‘Despite a Congress that attempted to block his every effort, Obama managed to enact massive student loan reforms, stop the Keystone XL pipeline, crack down on exploitative for-product colleges, double fuel-efficiency standards for cars, extend Medicare’s long-term solvency by 13 years, and ensure medical coverage for around 18 million uninsured Americans.
Thanks to Obamacare, insurers can’t deny cover due to pre-existing conditions and there are no longer co-payments for quit-smoking programs, birth control pills, certain cancer screenings and other preventive care.
Gay Americans can now get married and serve openly in the military, Federal contractors can no longer discriminate against gays, and women can now serve in combat.
Solar energy installations are up nearly 2,000 percent.
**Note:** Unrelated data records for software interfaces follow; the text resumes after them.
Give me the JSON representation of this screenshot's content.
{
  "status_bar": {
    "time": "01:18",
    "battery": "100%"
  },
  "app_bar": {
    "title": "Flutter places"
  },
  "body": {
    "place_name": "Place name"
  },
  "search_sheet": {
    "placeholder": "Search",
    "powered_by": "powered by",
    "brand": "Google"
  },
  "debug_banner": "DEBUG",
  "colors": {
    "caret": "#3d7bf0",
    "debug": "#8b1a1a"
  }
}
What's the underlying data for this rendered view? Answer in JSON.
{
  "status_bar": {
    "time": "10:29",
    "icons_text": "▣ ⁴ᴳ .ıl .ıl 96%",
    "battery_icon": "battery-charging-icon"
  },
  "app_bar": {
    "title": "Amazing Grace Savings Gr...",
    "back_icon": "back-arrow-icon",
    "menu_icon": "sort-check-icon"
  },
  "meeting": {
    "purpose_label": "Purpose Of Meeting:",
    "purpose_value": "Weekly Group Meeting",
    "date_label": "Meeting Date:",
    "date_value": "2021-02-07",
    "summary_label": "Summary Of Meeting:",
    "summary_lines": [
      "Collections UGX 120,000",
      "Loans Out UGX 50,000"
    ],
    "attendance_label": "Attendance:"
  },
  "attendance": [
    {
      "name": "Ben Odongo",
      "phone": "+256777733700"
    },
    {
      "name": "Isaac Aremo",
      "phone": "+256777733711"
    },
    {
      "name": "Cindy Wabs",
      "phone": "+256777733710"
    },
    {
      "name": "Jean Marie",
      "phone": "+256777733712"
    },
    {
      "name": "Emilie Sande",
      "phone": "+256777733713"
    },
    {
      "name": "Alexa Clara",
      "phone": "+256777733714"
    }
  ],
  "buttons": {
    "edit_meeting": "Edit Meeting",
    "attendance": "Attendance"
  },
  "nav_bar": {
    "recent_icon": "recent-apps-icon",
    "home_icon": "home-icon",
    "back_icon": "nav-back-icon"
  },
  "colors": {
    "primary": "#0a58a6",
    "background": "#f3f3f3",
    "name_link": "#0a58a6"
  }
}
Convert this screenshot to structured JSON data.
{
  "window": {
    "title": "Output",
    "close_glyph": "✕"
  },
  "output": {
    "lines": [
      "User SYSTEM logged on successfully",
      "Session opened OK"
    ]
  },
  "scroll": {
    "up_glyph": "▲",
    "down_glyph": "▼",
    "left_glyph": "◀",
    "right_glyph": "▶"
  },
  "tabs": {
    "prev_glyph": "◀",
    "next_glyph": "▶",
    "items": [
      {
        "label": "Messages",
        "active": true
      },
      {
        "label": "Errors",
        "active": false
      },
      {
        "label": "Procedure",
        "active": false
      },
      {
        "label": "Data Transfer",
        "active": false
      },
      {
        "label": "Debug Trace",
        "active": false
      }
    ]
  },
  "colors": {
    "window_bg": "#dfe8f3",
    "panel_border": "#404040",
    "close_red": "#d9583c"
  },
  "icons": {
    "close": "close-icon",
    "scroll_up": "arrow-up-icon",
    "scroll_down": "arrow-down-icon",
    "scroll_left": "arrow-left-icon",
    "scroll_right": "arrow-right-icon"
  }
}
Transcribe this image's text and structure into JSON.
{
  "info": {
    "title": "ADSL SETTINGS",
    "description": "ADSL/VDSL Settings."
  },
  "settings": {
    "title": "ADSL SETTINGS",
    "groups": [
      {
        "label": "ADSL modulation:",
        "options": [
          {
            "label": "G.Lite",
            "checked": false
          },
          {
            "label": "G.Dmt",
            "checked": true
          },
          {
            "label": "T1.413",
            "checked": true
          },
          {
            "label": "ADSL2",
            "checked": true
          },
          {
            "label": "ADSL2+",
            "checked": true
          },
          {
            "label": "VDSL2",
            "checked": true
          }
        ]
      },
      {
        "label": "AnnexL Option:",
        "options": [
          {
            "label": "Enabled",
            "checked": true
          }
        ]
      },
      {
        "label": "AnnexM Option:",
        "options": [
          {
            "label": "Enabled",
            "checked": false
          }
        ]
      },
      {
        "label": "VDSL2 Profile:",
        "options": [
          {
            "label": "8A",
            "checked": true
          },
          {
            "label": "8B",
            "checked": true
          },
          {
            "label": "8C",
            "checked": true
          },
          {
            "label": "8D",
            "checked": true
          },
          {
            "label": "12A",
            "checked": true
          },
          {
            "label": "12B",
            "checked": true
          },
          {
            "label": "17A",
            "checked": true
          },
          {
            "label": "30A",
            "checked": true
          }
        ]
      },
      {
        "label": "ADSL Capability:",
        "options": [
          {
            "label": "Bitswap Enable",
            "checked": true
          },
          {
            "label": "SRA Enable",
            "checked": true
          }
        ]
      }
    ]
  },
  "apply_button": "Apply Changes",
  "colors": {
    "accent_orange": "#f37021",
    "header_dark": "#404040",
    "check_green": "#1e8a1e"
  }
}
Behind the scenes, Obama quietly pushed through a series of lower-profile efficiency mandates for appliances.Just one of those rules, for commercial air conditioners, will singlehandedly reduce US energy use by 1 percent.
His Climate Action Plan aims to eliminate 6 billion metric tons of carbon through 2030. His carbon rule for power plants alone aims to slash power-sector emissions by 32 percent. An energy efficiency effort known as ‘appliance and equipment standards’ is on track to slash 3 billion tons of emissions by 2030 – the equivalent of taking every car off America’s roads for two years, or shutting down every power plant for a year and a half.’
When the Republicans took the Senate in 2015, Obama told his staffers to take a minute to mope and then get back to work, saying, ‘We still run the largest organization on the planet, with the largest capacity to do good.’
And that is the crux of Obama as a president and as a person. He recognises that things must change and is committed to creating a better, more just world through tangible action. At only 54 years old, his capacity to continue impacting the world for many years to come is massive. We cannot wait to see how he chooses to do so come next year.
Comic Relief Award
Saturday Night Live
Saturday Night Live seems to be turning a corner for the better, which is saying a lot considering the 41-year-and-counting comedy institution had been pronounced all but dead (and certainly unfunny) ever since head writer Tina Fey left her post back in 2006. But SNL has recently started to turn out smarter and edgier comedy. Sure, the show is still very much hit-and-miss (conducive, it would seem, to its live format), but some of this past year’s sketches and skits were not only funny to watch but daring. Be it social commentary (“The Day Beyonce Turned Black“), topical humour (“Hillary Campaign Ad“), or straightforward parody (“Calvin Klein Ad“), it’s refreshing that such a longstanding institution still deems it important to comment on issues in its own capacity.